FREE - In Google Play
FREE - in Win Phone Store
St. Teresa of Avila
Teresa de Cepeda y Ahumada was born in Avila on March 28, 1515. She was educated in an Augustinian convent and, about 1535, entered the local Carmelite Convent of the Incarnation. In 1555, after many years marked by serious illness and increasingly rigorous religious exercises, she experience a profound awakening, involving visions of Jesus Christ, hell, angels, and demons; at times she felt sharp pains that she claimed were caused by the tip of an angel’s lance piercing her heart.
Long troubled by the slack discipline into which the Carmelites had relapse, she determined to devote herself to the reform of the order. Through papal intervention in her behalf, she overcame the bitter opposition of her immediate ecclesiastical superiors and in 1562 succeeded in founding at Avila the Convent of Saint Joseph, the first community of reformed, or discalced, Carmelite nuns. She enforced strict observance of the original, severe Carmelite rules at the convent. Her reforms won the approbation of the head of the order, and in 1567 she was authorized to establish similar religious houses for men. Teresa organized the new branch of the old order, with the aid of Saint John of the Cross, the Spanish mystic and Doctor of the Church. Although she was harassed at every step by the powerful and hostile church officials, she helped to establish 16 foundations for women and 14 for men. Two years before her death the Discalced Carmelites received papal recognition as an independent monastic body.
Teresa died in Alba de Tormes on October 4, 1582. Teresa was a gifted organizer endowed with common sense, tact intelligence, courage, and humor as well as a mystic of extraordinary spiritual depth. She purified the religious life of Spain and, in a period when Protestantism gained ground elsewhere in Europe, strengthened the forces that reformed the Roman Catholic church from within. Teresa’s writings, all published posthumously, are valued as unique contributions to mystical and devotional literature and as masterpieces of Spanish prose.
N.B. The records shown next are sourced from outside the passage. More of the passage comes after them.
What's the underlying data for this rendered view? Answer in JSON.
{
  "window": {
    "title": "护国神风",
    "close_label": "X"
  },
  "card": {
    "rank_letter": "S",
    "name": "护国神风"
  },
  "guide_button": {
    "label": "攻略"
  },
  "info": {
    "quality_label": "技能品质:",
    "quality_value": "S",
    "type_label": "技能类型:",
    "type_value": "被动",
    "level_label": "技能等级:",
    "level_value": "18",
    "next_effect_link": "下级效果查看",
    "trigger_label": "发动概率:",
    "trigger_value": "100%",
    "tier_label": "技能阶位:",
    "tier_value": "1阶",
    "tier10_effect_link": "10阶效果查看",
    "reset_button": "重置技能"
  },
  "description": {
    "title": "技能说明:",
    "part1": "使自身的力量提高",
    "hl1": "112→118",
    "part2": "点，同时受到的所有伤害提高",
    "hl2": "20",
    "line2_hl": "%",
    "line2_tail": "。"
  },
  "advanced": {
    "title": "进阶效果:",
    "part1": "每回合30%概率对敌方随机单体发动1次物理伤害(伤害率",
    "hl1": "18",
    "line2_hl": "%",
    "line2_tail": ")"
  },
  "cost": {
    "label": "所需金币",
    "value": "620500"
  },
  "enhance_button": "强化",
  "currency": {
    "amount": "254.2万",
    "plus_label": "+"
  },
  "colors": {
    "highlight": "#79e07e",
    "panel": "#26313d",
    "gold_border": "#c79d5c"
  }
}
Teresa was canonized in 1622; she was proclaimed a Doctor of the Church, the first woman to be so named, in 1970. Her feast day is October 15.
Mystical literature is discouraged for Christians. Having visions of angelic creatures is discouraged for Christians.